Exercise
Every line in the records below that holds "Create" must be identified and copied.

^^^^^^^^^^^^^^^^

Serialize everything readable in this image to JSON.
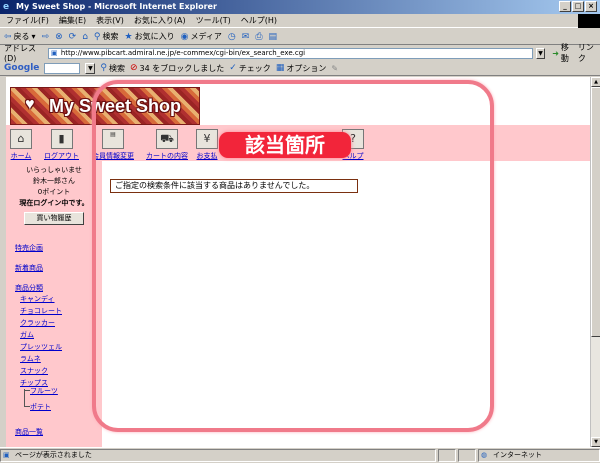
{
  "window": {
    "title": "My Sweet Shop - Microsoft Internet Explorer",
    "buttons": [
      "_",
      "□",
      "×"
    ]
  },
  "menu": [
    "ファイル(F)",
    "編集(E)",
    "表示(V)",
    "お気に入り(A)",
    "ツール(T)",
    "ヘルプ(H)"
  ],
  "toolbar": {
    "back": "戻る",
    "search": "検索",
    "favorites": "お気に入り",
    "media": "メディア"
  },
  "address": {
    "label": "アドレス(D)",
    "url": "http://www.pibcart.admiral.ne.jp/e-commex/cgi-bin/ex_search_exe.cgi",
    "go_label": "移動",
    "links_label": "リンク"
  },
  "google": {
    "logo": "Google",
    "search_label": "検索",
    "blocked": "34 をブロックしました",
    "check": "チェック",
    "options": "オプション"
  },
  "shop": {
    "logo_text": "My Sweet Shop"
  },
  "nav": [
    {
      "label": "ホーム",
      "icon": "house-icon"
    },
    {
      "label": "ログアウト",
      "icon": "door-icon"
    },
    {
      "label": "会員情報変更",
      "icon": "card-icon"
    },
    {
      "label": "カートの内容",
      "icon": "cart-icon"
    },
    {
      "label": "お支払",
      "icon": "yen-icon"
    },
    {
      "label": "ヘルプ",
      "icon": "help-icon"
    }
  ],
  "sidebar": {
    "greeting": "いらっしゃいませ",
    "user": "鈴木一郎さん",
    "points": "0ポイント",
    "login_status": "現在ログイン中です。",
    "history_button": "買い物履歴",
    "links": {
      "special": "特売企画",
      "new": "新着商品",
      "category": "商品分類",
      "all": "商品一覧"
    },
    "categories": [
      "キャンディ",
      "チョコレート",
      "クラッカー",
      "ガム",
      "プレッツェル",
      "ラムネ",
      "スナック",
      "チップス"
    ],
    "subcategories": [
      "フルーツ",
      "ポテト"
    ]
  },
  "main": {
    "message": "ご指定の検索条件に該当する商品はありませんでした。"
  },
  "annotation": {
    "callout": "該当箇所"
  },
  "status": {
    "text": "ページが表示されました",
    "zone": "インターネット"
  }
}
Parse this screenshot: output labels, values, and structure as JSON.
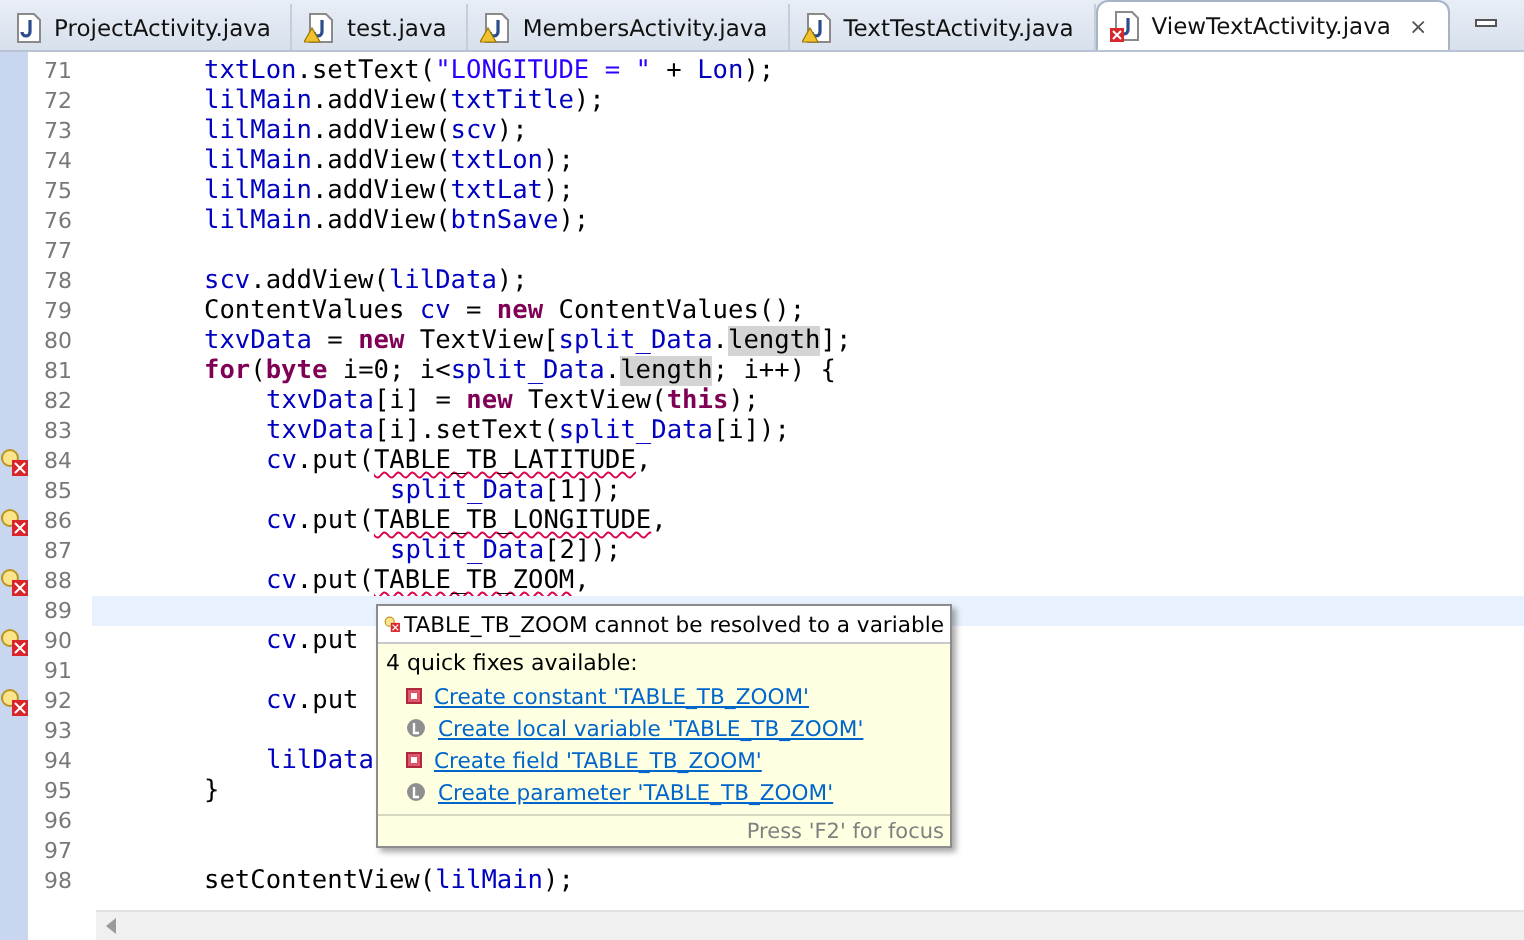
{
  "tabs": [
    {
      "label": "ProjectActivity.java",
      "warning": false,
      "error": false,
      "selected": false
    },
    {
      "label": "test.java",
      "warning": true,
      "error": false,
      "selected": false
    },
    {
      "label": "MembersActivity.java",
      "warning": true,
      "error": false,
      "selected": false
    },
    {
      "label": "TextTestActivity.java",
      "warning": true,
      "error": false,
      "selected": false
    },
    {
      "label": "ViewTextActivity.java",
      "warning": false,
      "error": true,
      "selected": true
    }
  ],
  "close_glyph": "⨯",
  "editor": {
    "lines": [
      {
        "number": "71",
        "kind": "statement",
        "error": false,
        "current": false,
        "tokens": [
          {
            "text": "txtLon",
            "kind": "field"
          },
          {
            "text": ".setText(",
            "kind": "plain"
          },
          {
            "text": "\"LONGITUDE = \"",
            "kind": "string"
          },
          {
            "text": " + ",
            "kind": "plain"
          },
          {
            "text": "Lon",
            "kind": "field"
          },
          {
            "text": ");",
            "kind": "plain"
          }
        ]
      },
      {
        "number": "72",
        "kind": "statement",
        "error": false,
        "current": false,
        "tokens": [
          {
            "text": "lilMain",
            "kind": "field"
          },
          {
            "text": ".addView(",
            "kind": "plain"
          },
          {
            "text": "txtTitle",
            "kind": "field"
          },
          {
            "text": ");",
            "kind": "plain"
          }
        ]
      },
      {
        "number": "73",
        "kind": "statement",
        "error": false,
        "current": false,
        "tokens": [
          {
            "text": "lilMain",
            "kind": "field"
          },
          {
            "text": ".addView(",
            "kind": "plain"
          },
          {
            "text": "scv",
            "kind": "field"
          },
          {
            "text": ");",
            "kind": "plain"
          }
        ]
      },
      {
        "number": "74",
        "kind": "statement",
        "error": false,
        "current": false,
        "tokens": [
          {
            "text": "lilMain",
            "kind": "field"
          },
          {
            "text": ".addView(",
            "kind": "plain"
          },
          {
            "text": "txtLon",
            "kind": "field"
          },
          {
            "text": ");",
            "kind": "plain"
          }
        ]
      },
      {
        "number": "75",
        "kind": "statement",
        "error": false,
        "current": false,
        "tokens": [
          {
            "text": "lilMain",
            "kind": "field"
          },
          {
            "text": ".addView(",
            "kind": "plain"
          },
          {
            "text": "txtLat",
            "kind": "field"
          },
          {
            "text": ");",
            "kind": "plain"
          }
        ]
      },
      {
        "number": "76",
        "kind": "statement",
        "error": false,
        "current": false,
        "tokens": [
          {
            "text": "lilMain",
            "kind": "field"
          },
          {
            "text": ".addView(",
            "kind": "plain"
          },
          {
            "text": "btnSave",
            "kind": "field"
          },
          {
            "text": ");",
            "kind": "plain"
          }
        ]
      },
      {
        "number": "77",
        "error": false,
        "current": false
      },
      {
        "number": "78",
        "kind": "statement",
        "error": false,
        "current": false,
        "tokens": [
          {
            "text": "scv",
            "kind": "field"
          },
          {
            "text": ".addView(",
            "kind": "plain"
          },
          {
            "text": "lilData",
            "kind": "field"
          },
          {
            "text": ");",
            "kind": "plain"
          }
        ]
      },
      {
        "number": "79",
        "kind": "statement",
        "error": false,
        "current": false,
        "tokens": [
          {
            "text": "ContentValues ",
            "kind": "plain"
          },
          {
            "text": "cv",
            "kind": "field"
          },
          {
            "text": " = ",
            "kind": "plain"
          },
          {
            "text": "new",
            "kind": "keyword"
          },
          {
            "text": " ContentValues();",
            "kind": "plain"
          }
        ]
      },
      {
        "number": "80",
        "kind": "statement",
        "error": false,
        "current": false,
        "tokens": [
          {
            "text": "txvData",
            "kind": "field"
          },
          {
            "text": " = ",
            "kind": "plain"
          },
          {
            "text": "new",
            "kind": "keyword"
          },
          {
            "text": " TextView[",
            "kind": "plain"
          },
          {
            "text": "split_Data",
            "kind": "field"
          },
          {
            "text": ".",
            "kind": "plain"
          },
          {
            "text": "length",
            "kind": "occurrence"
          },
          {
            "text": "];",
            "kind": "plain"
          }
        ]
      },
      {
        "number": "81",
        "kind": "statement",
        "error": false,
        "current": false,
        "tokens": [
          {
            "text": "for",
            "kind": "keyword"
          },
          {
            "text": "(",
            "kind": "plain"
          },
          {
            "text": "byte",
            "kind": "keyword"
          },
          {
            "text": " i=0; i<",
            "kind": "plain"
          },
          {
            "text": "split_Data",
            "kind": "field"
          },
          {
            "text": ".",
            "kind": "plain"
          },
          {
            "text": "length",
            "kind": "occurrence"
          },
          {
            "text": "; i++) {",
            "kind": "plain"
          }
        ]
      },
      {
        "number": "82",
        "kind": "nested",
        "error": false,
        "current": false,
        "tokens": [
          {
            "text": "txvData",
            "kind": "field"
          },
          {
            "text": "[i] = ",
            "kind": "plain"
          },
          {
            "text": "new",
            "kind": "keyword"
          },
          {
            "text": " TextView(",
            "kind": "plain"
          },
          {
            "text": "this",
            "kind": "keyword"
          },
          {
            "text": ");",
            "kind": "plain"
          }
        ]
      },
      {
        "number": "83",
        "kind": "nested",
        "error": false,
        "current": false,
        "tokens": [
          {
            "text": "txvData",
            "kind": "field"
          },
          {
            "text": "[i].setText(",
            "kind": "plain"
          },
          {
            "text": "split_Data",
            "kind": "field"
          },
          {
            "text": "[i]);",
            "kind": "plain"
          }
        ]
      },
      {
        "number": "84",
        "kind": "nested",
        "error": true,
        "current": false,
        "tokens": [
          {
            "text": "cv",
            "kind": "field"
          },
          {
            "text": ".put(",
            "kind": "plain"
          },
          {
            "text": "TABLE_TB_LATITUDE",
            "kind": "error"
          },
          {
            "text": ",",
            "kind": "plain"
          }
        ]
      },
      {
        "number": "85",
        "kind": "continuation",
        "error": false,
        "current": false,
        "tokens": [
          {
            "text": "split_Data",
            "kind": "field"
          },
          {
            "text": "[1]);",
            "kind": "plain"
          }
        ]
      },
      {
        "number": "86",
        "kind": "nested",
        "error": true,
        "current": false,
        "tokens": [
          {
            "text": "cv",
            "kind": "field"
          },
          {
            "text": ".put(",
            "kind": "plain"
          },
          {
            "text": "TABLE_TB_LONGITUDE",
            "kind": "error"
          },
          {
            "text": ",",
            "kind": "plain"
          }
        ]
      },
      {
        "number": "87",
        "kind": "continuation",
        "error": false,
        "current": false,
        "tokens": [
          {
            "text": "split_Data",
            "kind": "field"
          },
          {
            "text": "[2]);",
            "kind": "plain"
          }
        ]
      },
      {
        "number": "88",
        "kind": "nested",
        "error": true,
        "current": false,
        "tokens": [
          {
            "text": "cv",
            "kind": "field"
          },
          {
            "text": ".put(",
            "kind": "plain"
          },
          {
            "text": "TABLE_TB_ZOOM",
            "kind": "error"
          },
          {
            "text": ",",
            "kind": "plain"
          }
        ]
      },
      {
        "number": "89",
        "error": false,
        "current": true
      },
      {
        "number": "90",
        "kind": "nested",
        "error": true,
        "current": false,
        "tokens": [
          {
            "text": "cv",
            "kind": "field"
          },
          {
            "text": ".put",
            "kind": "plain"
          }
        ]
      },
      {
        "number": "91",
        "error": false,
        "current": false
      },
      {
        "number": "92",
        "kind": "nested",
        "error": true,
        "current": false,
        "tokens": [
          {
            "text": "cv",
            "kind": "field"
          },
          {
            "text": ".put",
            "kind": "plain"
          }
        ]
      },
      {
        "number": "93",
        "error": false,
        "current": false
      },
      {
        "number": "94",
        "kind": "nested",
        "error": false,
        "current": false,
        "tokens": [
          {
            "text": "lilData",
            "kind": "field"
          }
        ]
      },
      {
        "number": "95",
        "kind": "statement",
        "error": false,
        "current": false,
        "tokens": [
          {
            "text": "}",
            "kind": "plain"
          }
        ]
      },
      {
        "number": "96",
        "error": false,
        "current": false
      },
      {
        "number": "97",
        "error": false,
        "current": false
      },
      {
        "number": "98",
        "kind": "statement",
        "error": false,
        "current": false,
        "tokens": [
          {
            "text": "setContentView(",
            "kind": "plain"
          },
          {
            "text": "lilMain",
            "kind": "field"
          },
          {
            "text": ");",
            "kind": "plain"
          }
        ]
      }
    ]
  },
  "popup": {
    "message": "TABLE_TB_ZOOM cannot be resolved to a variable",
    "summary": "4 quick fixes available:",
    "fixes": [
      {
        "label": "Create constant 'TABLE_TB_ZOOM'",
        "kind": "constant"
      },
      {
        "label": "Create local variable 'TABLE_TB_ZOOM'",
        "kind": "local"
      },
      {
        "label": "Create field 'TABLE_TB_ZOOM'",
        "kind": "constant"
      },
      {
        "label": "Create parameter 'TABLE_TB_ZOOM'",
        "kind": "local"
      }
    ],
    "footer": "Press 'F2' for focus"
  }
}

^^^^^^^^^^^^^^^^

Answer section
        "label": "Create constant 'TABLE_TB_ZOOM'",
        "label": "Create local variable 'TABLE_TB_ZOOM'",
        "label": "Create field 'TABLE_TB_ZOOM'",
        "label": "Create parameter 'TABLE_TB_ZOOM'",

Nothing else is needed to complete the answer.